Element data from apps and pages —
********************

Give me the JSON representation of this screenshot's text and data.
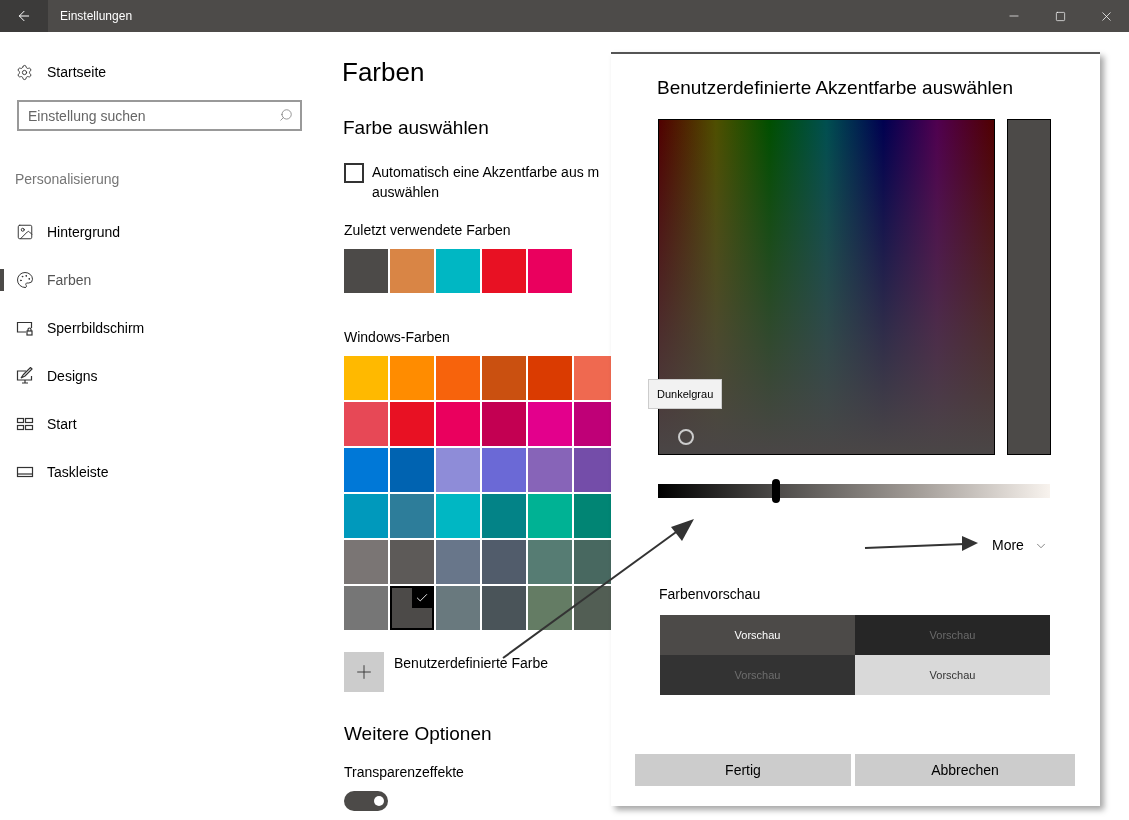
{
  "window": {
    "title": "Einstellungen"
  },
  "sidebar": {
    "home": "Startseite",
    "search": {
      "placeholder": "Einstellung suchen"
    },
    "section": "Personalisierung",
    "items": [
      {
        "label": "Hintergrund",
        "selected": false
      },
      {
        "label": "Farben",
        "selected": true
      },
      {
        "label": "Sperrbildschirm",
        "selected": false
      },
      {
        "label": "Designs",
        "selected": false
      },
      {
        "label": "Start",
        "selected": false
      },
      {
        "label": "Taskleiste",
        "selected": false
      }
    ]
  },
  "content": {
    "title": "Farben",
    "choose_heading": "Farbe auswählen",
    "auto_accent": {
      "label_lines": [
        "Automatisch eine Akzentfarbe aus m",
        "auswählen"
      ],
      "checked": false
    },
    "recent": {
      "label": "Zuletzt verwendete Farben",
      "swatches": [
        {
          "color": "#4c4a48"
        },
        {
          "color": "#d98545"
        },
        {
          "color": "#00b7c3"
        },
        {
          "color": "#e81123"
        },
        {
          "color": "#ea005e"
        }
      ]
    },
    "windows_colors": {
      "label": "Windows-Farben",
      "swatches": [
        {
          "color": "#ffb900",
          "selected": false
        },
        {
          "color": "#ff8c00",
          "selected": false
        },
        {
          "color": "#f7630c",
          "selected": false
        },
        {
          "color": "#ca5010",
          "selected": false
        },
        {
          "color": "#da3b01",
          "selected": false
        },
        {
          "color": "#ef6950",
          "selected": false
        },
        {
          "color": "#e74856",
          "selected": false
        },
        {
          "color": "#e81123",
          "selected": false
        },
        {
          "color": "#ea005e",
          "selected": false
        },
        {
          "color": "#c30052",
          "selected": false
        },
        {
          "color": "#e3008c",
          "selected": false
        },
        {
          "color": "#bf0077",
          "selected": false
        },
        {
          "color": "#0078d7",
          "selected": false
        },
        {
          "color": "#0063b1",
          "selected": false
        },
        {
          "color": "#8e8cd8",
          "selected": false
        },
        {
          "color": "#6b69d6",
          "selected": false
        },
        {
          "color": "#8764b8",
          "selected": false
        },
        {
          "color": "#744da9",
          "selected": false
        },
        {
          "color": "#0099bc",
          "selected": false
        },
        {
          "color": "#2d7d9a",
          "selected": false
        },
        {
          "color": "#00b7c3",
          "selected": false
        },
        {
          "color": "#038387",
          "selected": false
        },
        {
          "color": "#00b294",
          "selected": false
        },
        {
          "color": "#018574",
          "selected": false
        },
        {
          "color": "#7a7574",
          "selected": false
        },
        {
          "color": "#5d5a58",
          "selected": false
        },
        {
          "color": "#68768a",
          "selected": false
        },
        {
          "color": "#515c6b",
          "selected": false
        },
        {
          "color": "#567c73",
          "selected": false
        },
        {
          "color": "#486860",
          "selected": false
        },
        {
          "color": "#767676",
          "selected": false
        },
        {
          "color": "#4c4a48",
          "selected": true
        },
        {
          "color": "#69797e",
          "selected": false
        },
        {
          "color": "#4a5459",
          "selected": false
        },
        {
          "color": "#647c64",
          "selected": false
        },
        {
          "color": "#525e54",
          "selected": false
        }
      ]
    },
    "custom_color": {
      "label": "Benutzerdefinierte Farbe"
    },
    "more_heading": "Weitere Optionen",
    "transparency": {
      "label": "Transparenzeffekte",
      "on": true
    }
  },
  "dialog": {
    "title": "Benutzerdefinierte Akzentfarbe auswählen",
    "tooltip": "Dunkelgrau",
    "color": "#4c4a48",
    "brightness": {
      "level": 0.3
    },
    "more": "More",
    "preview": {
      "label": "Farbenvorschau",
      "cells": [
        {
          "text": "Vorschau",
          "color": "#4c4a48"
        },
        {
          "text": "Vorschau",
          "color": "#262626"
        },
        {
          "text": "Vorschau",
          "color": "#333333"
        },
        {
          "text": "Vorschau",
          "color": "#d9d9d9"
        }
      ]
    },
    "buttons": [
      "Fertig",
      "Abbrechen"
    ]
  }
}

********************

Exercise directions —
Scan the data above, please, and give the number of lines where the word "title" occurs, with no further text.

Exercise solution —
3